In March of this year, there was a firestorm of libertarians and ultra-conservatives taking up the call of John Galt from Ayn Rand’s Atlas Shrugged. Galt is a bright inventor/engineer that decides to quit furnishing his skills to the economy when his company goes Marxist.
Several on the right are considering a Galt-like removal from the economy to starve the money-hungry habits of an increasingly-socialist government. Others are becoming Galtist without even knowing it.
Many conservatives are shedding debt and increasing assets at an historic pace. By not needing to service debt, they would need anywhere between 5% and 20% less capital than someone living off of lines of credit from banks and credit card companies. The popularity of get-out-of-debt personalities such as Dave Ramsey and Clark Howard is massive and escalating. These personal finance empowerment experts are motivating Americans to shed debt and unnecessary purchases. According to a Wall Street Journal Article, “Total consumer credit outstanding, which includes everything from credit-card debt to loans for recreational vehicles, fell $12 billion in August, or at a 5.8% seasonally adjusted annual rate, the Federal Reserve reported Wednesday. It was the seventh straight month of declines”. Conservatives are eating-it-up, the whole thing, all the way.
If the major bread winners in the economy stopped buying a new BMW or SUV every two or three years that means that they need far less cash flow to service their lives. The real drivers of the economy won’t need to grow their business and some are deciding that enough-is-enough by getting what they get and not going after much more. These people represent almost half of the job creation in the entire U.S. market. What is pushing them to consume less, need less, and therefor produce less?
As income increases, disproportionately so do the taxes, bureaucracy, risk, disparagement by the socialist-minded left and responsibility. An Entrepreneur’s appetite for risk decreases as each of the negatives increase in an increasingly-socialistic atmosphere. Without a tolerance for risk, these captains of the economy will cease to take out loans to finance their future business growth, cease to hire additional workers, cease to find additional ways to increase revenues that will only get increasingly sent to the government. Have we passed the risk/reward threshold? Have the capitalist-hating liberals finally crushed the spirit of the entrepreneur? I don’t think so, but we are approaching these limits rapidly.
Constantly spouting wealth-hating rhetoric, putting in increasingly anti-capitalistic policies, and taxing out high-earners is focusing the mindset of an already fiscally-conservative crowd. This drives them into sharing the ideals of Ramsey and Howard, shedding liabilities and only adding fully-owned assets or even worse for our Keynesian approach to money – saving. The savings rate in America increased by almost 5 times to 6% in the second quarter of this year. We’re saving at a higher rate than any time in the last 20 years and many economic experts think that rate could exceed 8%.
If you believe the news, the increased savings and reduction in credit balances are due to a “credit crunch”. Hooey!
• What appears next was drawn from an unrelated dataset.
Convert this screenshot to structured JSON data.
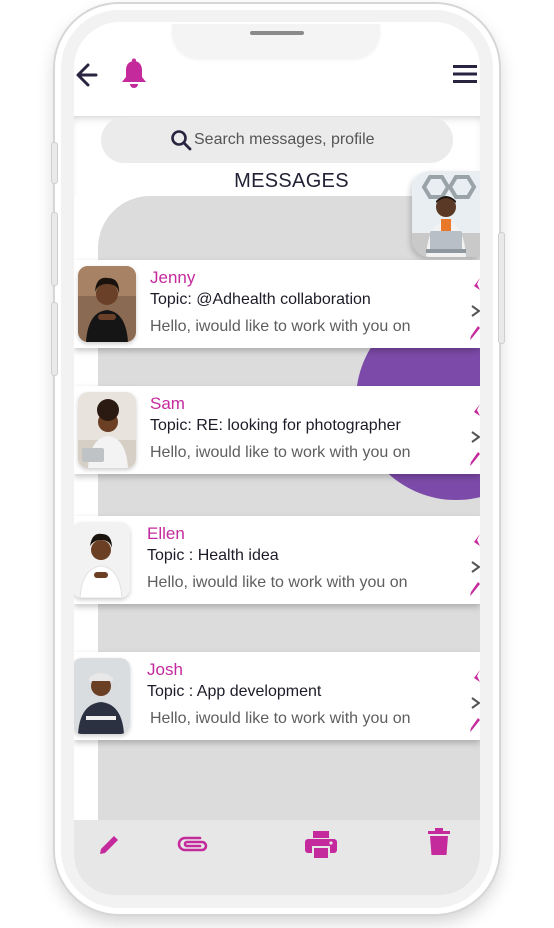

Consumers aren’t borrowing. On Bloomberg.com, they state that, “only 8% of adults plan to increase household spending…” while 3% will spend less and a little more than half will spend at their current levels.
This not only takes the interest on credit lines out of the picture, but also takes serious private liquidity out of our financial system. The U.S. uses a fractional reserve system. Basically, a bank must hold $1,000 to be allowed to loan $10,000 (not the real ratio, but good for demonstration purposes). This creates liquidity as $9,000 goes into the economy that did not previously exist.
If the major wealth in the country no-longer believes that some margin of debt is o.k., where will this liquidity come from? The government. Now the cycle of artificial public liquidity (loaning by the Federal Reserve, a.k.a. “printing money”) requires increasing taxes, more-and-more people either unsubscribe to the idea that debt is fine or increasing numbers of them go bankrupt and won’t be able to borrow. A liquidity crisis spiral is created until the big-government spending-based economy collapses under its own weight. That was the goal of John Galt in Rand’s novel and it would appear that it may be occurring not because people are intentionally “going Galt”, but because they are being driven to it by ever-increasing government spending and derision of capitalistic entrepreneurship.
Reagan had it right, you pump up this economy by empowering the hard-working, wealth-creating capitalists. I’m not sure the current administration understands that.. at all.